(August/September 2000) Today more than one-fourth of the world’s 6 billion people are between the ages of 10 and 24, making this the largest group ever to enter adulthood. The actions of these young people — 86 percent of whom live in less developed countries — will shape the size, health, and prosperity of the world’s future population.

Overall, the current generation of young people is the healthiest, most educated, and most urbanized in history. Urbanization generally affords greater access to health services and education but also brings greater exposure to the risks of sexual activity and violence:

  • Complications of pregnancy, childbirth, and unsafe abortion are the major causes of death for women ages 15 to 19.
  • Statistics on rape suggest that between one-third and two-thirds of rape victims worldwide are 15 years old or younger.

These risks disproportionately affect women but are of wide social concern. Early pregnancy and childbearing are risky for young women and their children. For instance, maternal mortality among 15-to-19-year-old women is twice as high as for women in their 20s. For infants in some countries, the risk of death during the first year of life is 50 percent higher for those born to mothers under age 20 than for those born to mothers ages 20 to 29.

Still, some societies perpetuate the risks associated with being young and sexually active. Compared with women over age 20, female adolescents are less likely to use contraception because they lack information or are misinformed and fear side effects. Additional cultural, economic, and legal barriers impede young women’s access to and use of family planning. For example, family planning services typically are designed to serve married, adult women, leaving young, unmarried women — and men — out of the picture. This is particularly significant because today’s young people are marrying later and reaching puberty earlier.
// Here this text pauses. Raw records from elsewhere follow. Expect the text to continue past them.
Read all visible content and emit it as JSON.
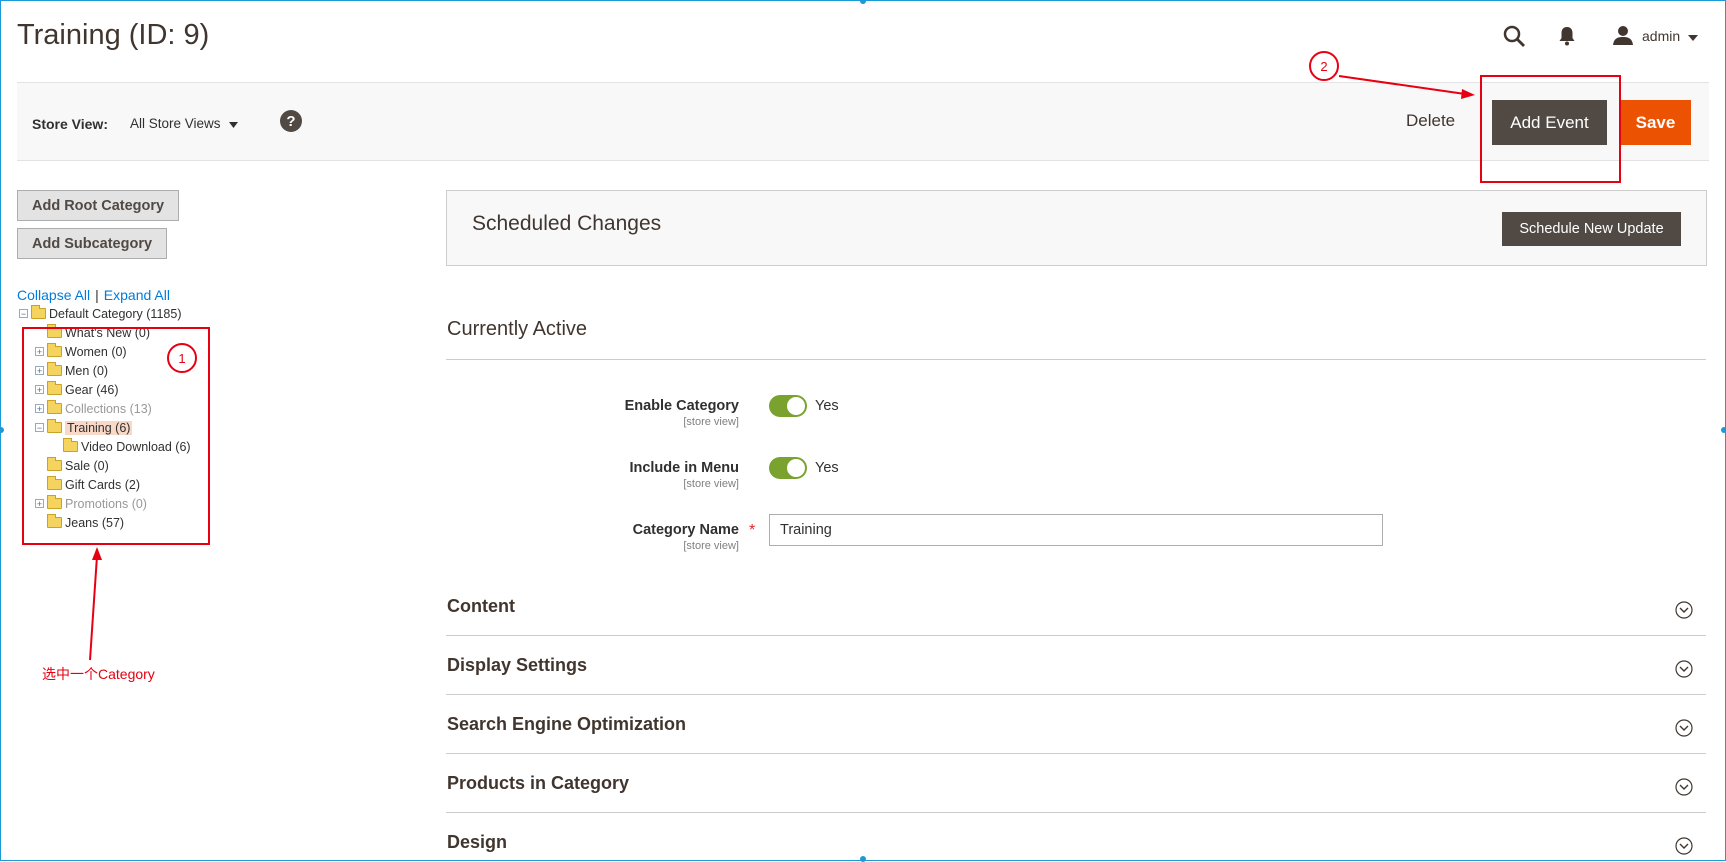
{
  "header": {
    "title": "Training (ID: 9)",
    "user": "admin"
  },
  "toolbar": {
    "store_view_label": "Store View:",
    "store_view_value": "All Store Views",
    "help": "?",
    "delete": "Delete",
    "add_event": "Add Event",
    "save": "Save"
  },
  "sidebar": {
    "add_root": "Add Root Category",
    "add_sub": "Add Subcategory",
    "collapse_all": "Collapse All",
    "separator": "|",
    "expand_all": "Expand All",
    "tree": [
      {
        "label": "Default Category (1185)"
      },
      {
        "label": "What's New (0)"
      },
      {
        "label": "Women (0)"
      },
      {
        "label": "Men (0)"
      },
      {
        "label": "Gear (46)"
      },
      {
        "label": "Collections (13)"
      },
      {
        "label": "Training (6)"
      },
      {
        "label": "Video Download (6)"
      },
      {
        "label": "Sale (0)"
      },
      {
        "label": "Gift Cards (2)"
      },
      {
        "label": "Promotions (0)"
      },
      {
        "label": "Jeans (57)"
      }
    ]
  },
  "annotations": {
    "step1": "1",
    "step2": "2",
    "note": "选中一个Category",
    "color": "#e60012"
  },
  "main": {
    "scheduled_title": "Scheduled Changes",
    "schedule_button": "Schedule New Update",
    "active_title": "Currently Active",
    "fields": {
      "enable_label": "Enable Category",
      "enable_scope": "[store view]",
      "enable_value": "Yes",
      "menu_label": "Include in Menu",
      "menu_scope": "[store view]",
      "menu_value": "Yes",
      "name_label": "Category Name",
      "name_scope": "[store view]",
      "name_required": "*",
      "name_value": "Training"
    },
    "sections": [
      {
        "title": "Content"
      },
      {
        "title": "Display Settings"
      },
      {
        "title": "Search Engine Optimization"
      },
      {
        "title": "Products in Category"
      },
      {
        "title": "Design"
      }
    ]
  },
  "colors": {
    "accent_orange": "#eb5202",
    "dark_button": "#514943",
    "toggle_on": "#79a22e",
    "link": "#007bdb"
  }
}
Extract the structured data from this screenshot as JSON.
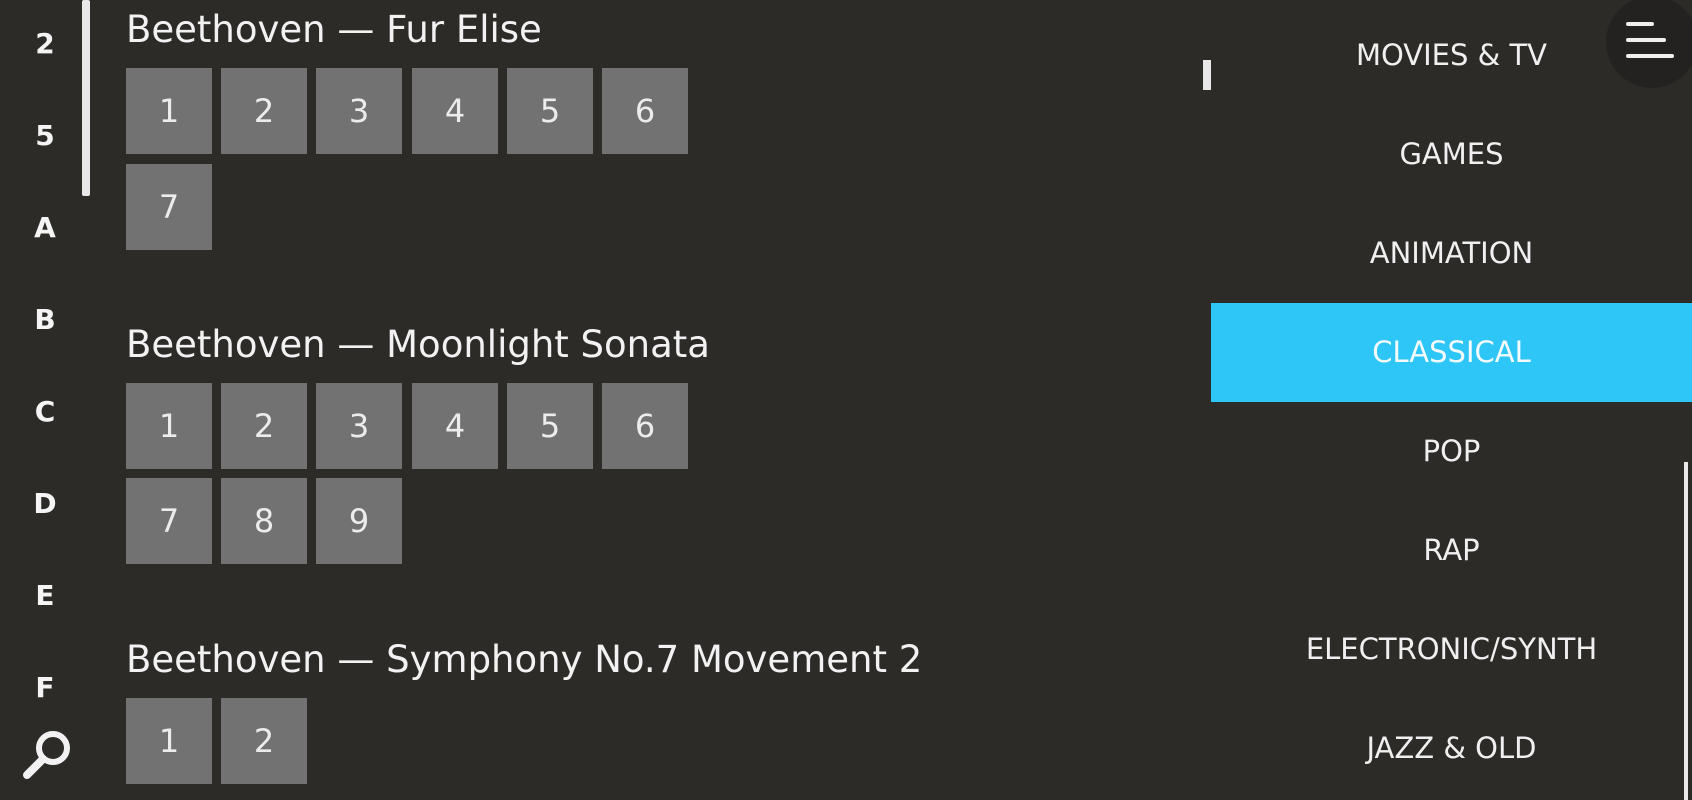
{
  "index": {
    "items": [
      "2",
      "5",
      "A",
      "B",
      "C",
      "D",
      "E",
      "F"
    ]
  },
  "icons": {
    "search": "search-icon",
    "menu": "hamburger-menu-icon"
  },
  "songs": [
    {
      "title": "Beethoven — Fur Elise",
      "parts": [
        "1",
        "2",
        "3",
        "4",
        "5",
        "6",
        "7"
      ]
    },
    {
      "title": "Beethoven — Moonlight Sonata",
      "parts": [
        "1",
        "2",
        "3",
        "4",
        "5",
        "6",
        "7",
        "8",
        "9"
      ]
    },
    {
      "title": "Beethoven — Symphony No.7 Movement 2",
      "parts": [
        "1",
        "2"
      ]
    }
  ],
  "categories": {
    "items": [
      "MOVIES & TV",
      "GAMES",
      "ANIMATION",
      "CLASSICAL",
      "POP",
      "RAP",
      "ELECTRONIC/SYNTH",
      "JAZZ & OLD"
    ],
    "selected": "CLASSICAL"
  },
  "colors": {
    "background": "#2c2b28",
    "part_button": "#727272",
    "active_category": "#2ec6f7",
    "text": "#f2f2f2"
  }
}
The lack of services not only increases unintended pregnancies but also contributes to the spread of HIV/AIDS. According to UN estimates, about half of all new infections are among 15 to 24 year olds, the range in which most people start their sexual lives. Adolescents are at high risk of contracting HIV and other sexually transmitted infections because, among other reasons, they often have multiple short-term sexual relationships and do not consistently use condoms. Young people often do not understand how to prevent AIDS.